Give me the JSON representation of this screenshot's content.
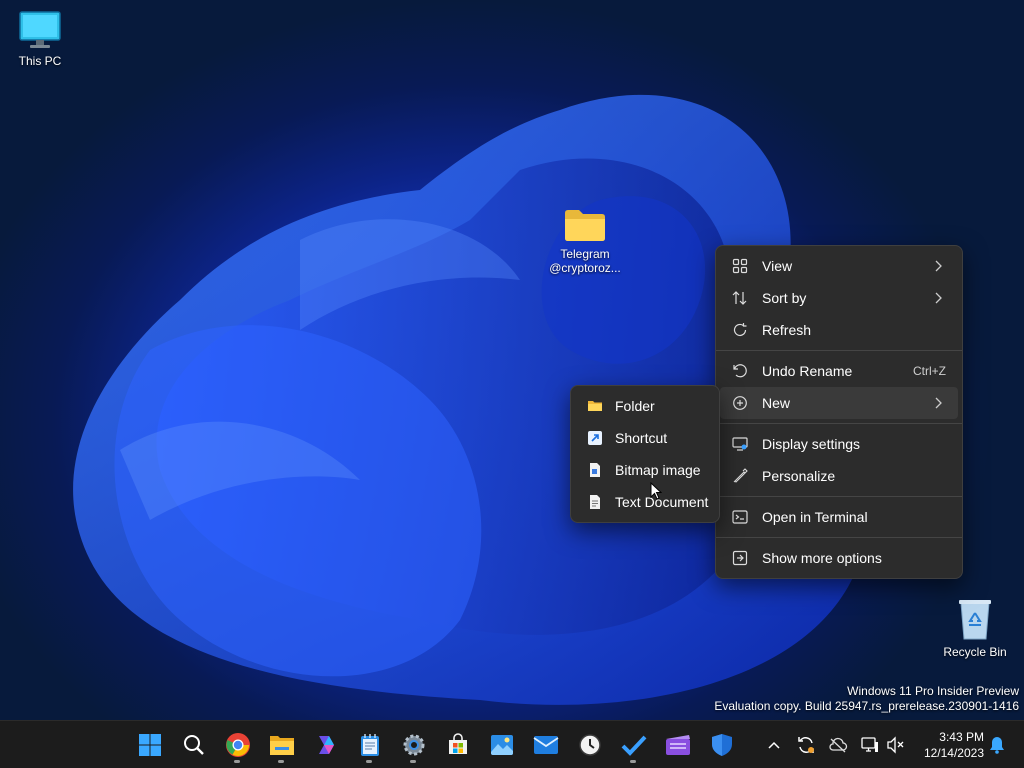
{
  "desktop": {
    "icons": {
      "this_pc": "This PC",
      "telegram_folder": "Telegram @cryptoroz...",
      "recycle_bin": "Recycle Bin"
    },
    "watermark": {
      "line1": "Windows 11 Pro Insider Preview",
      "line2": "Evaluation copy. Build 25947.rs_prerelease.230901-1416"
    }
  },
  "context_menu": {
    "items": [
      {
        "label": "View",
        "icon": "view-icon"
      },
      {
        "label": "Sort by",
        "icon": "sort-icon"
      },
      {
        "label": "Refresh",
        "icon": "refresh-icon"
      },
      {
        "label": "Undo Rename",
        "icon": "undo-icon",
        "shortcut": "Ctrl+Z"
      },
      {
        "label": "New",
        "icon": "new-icon"
      },
      {
        "label": "Display settings",
        "icon": "display-icon"
      },
      {
        "label": "Personalize",
        "icon": "pen-icon"
      },
      {
        "label": "Open in Terminal",
        "icon": "terminal-icon"
      },
      {
        "label": "Show more options",
        "icon": "more-options-icon"
      }
    ]
  },
  "new_submenu": {
    "items": [
      {
        "label": "Folder",
        "icon": "folder-icon"
      },
      {
        "label": "Shortcut",
        "icon": "shortcut-icon"
      },
      {
        "label": "Bitmap image",
        "icon": "bitmap-icon"
      },
      {
        "label": "Text Document",
        "icon": "text-document-icon"
      }
    ]
  },
  "taskbar": {
    "apps": [
      "start",
      "search",
      "chrome",
      "file-explorer",
      "copilot",
      "notepad",
      "settings",
      "store",
      "photos",
      "mail",
      "clock",
      "todo",
      "clipchamp",
      "defender"
    ],
    "clock": {
      "time": "3:43 PM",
      "date": "12/14/2023"
    }
  },
  "colors": {
    "accent": "#1e50f0",
    "menu_bg": "#2c2c2c",
    "taskbar_bg": "#1c1c1c"
  }
}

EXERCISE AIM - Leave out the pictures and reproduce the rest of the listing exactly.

YOUR RESPONSE -
Give me the JSON representation of this screenshot's content.
{
  "desktop": {
    "icons": {
      "this_pc": "This PC",
      "telegram_folder": "Telegram @cryptoroz...",
      "recycle_bin": "Recycle Bin"
    },
    "watermark": {
      "line1": "Windows 11 Pro Insider Preview",
      "line2": "Evaluation copy. Build 25947.rs_prerelease.230901-1416"
    }
  },
  "context_menu": {
    "items": [
      {
        "label": "View",
        "icon": "view-icon"
      },
      {
        "label": "Sort by",
        "icon": "sort-icon"
      },
      {
        "label": "Refresh",
        "icon": "refresh-icon"
      },
      {
        "label": "Undo Rename",
        "icon": "undo-icon",
        "shortcut": "Ctrl+Z"
      },
      {
        "label": "New",
        "icon": "new-icon"
      },
      {
        "label": "Display settings",
        "icon": "display-icon"
      },
      {
        "label": "Personalize",
        "icon": "pen-icon"
      },
      {
        "label": "Open in Terminal",
        "icon": "terminal-icon"
      },
      {
        "label": "Show more options",
        "icon": "more-options-icon"
      }
    ]
  },
  "new_submenu": {
    "items": [
      {
        "label": "Folder",
        "icon": "folder-icon"
      },
      {
        "label": "Shortcut",
        "icon": "shortcut-icon"
      },
      {
        "label": "Bitmap image",
        "icon": "bitmap-icon"
      },
      {
        "label": "Text Document",
        "icon": "text-document-icon"
      }
    ]
  },
  "taskbar": {
    "apps": [
      "start",
      "search",
      "chrome",
      "file-explorer",
      "copilot",
      "notepad",
      "settings",
      "store",
      "photos",
      "mail",
      "clock",
      "todo",
      "clipchamp",
      "defender"
    ],
    "clock": {
      "time": "3:43 PM",
      "date": "12/14/2023"
    }
  },
  "colors": {
    "accent": "#1e50f0",
    "menu_bg": "#2c2c2c",
    "taskbar_bg": "#1c1c1c"
  }
}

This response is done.